Task description:
Wherever "JSON" appears in a line of the listing, report that line.

Record set:
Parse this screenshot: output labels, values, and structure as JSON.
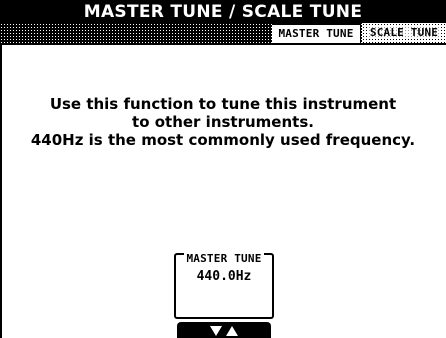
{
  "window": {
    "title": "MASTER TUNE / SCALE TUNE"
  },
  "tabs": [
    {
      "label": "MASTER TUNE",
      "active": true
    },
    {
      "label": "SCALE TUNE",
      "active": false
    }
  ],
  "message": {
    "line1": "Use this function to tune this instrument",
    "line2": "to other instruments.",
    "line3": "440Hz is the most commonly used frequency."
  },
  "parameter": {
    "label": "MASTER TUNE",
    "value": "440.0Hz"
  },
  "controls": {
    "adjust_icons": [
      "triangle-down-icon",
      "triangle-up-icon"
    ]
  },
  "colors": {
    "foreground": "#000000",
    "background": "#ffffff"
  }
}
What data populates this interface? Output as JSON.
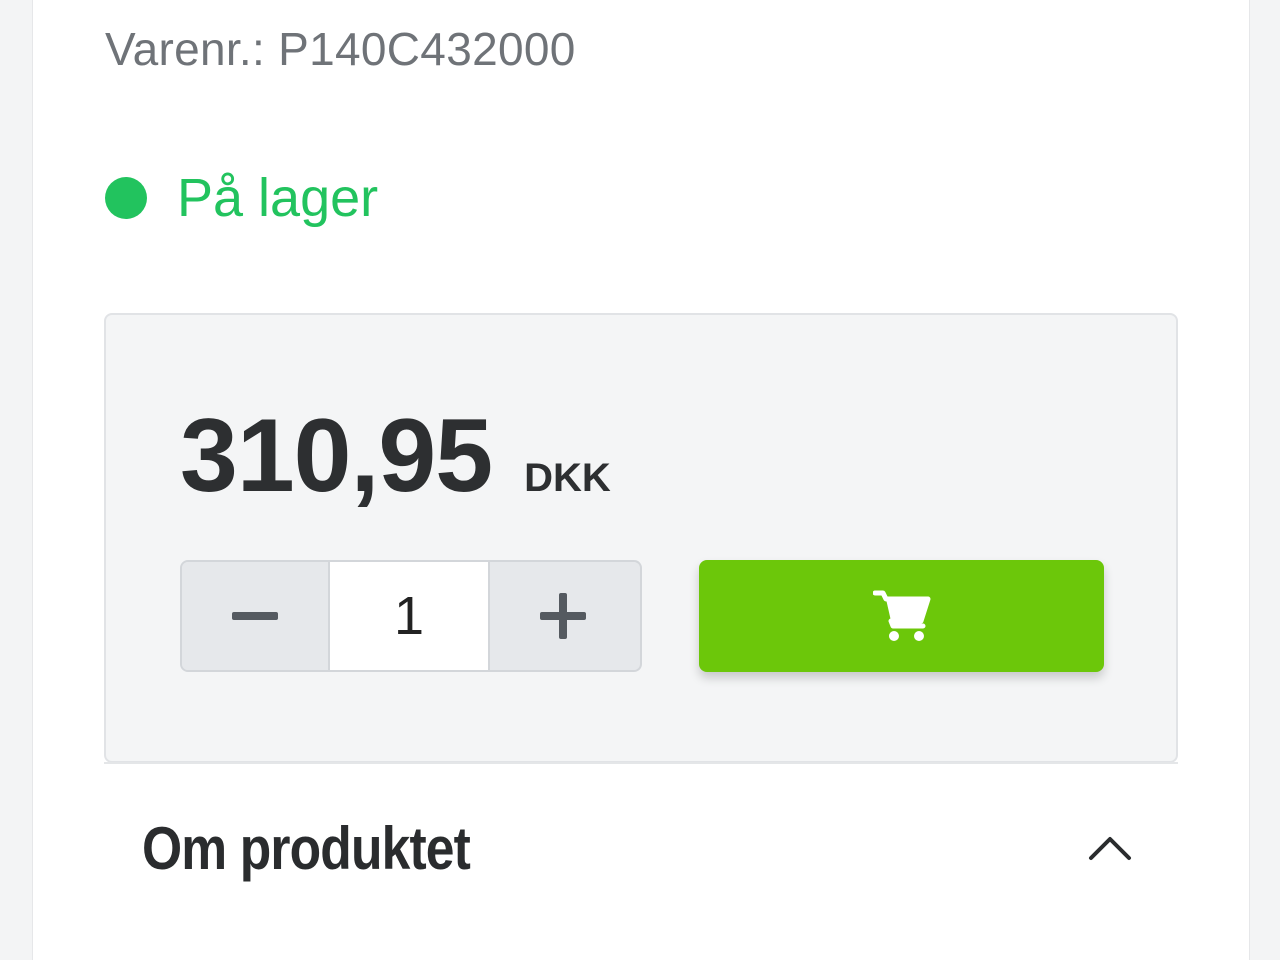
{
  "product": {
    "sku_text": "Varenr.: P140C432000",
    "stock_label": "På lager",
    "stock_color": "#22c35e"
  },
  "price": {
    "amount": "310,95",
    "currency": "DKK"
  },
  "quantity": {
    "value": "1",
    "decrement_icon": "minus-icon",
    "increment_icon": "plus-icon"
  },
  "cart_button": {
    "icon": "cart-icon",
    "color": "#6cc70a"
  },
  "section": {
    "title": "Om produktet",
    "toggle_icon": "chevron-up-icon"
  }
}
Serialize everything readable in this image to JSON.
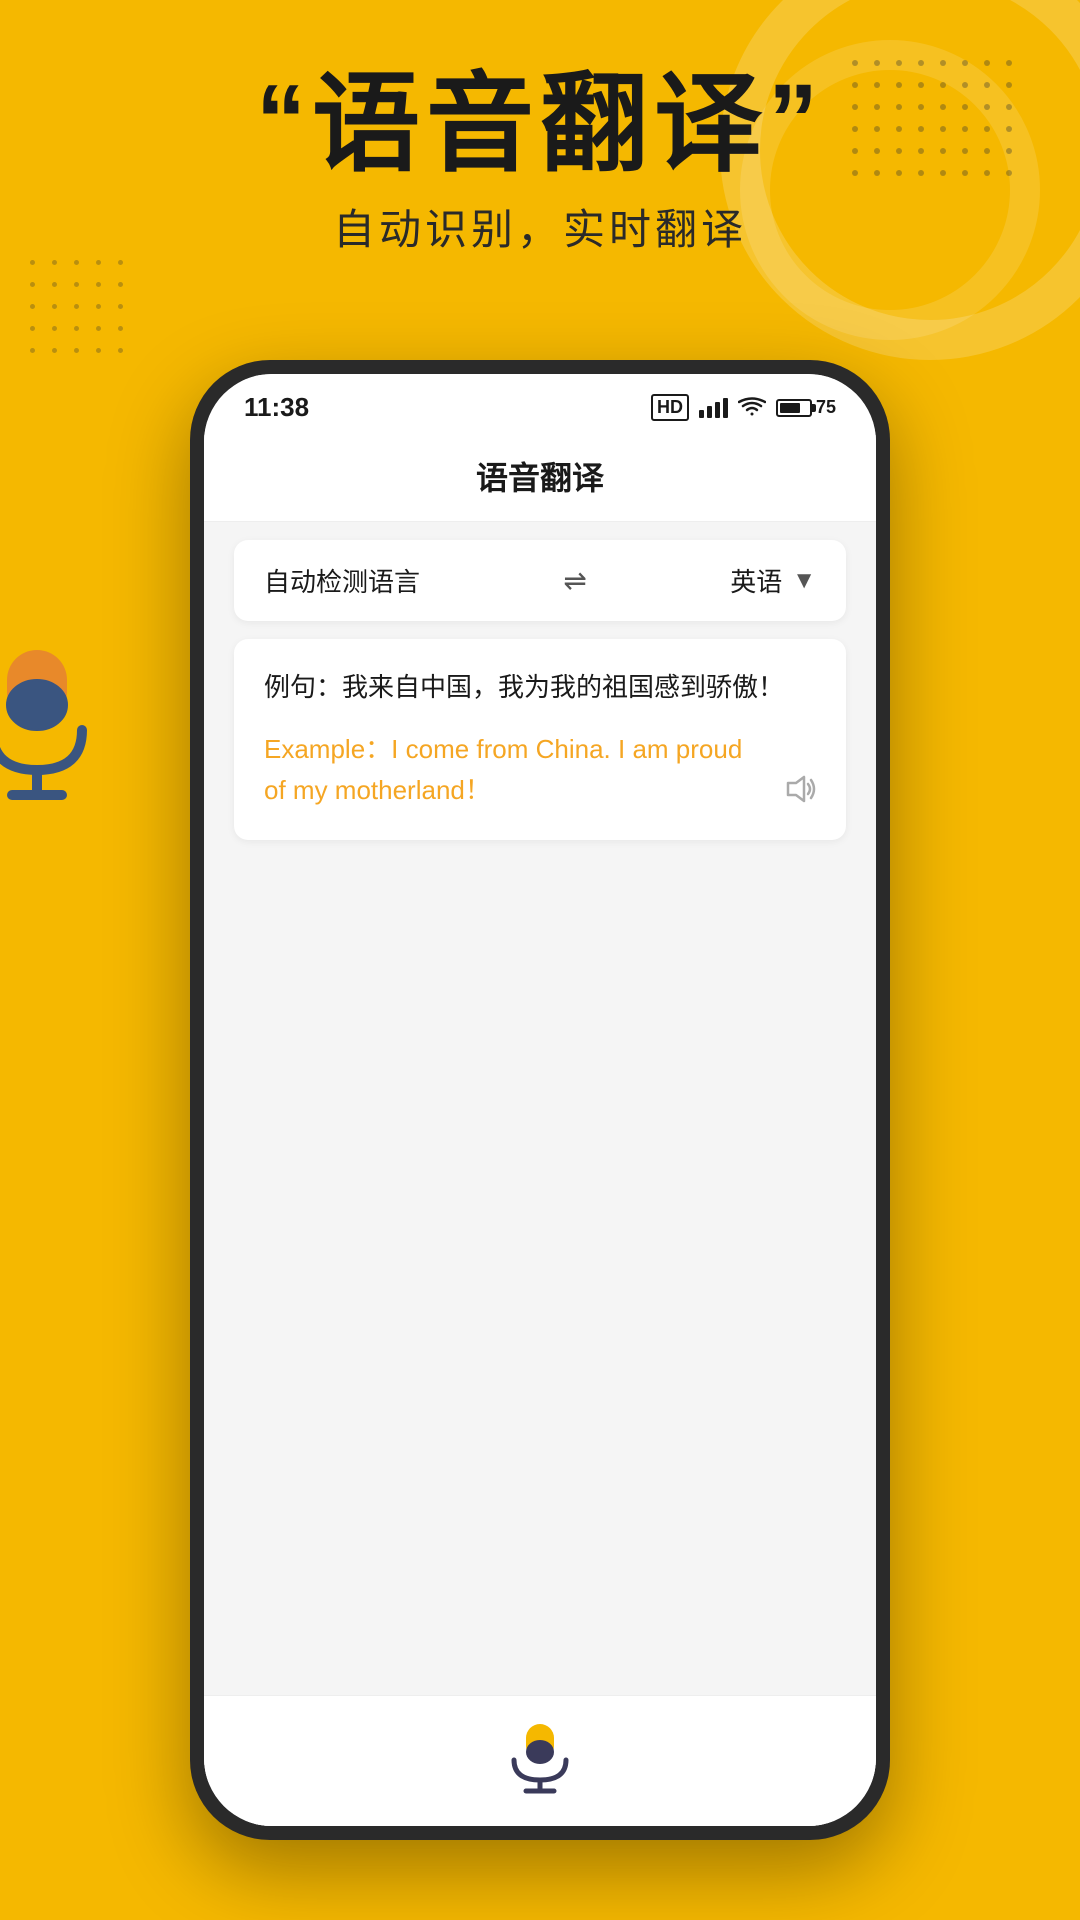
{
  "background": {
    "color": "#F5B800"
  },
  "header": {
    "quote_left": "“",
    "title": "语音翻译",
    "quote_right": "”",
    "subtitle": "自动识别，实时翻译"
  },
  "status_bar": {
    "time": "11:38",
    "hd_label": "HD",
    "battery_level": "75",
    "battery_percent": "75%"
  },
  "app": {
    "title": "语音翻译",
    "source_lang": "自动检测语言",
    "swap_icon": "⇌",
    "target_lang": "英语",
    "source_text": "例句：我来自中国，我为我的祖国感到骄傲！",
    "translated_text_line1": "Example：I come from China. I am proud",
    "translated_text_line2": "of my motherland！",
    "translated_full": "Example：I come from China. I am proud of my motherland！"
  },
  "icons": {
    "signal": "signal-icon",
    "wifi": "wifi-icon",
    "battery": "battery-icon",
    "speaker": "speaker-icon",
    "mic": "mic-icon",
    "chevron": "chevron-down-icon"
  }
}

Solution for this problem:
Parse this screenshot: output labels, values, and structure as JSON.
What data populates this interface? Output as JSON.
Serialize everything readable in this image to JSON.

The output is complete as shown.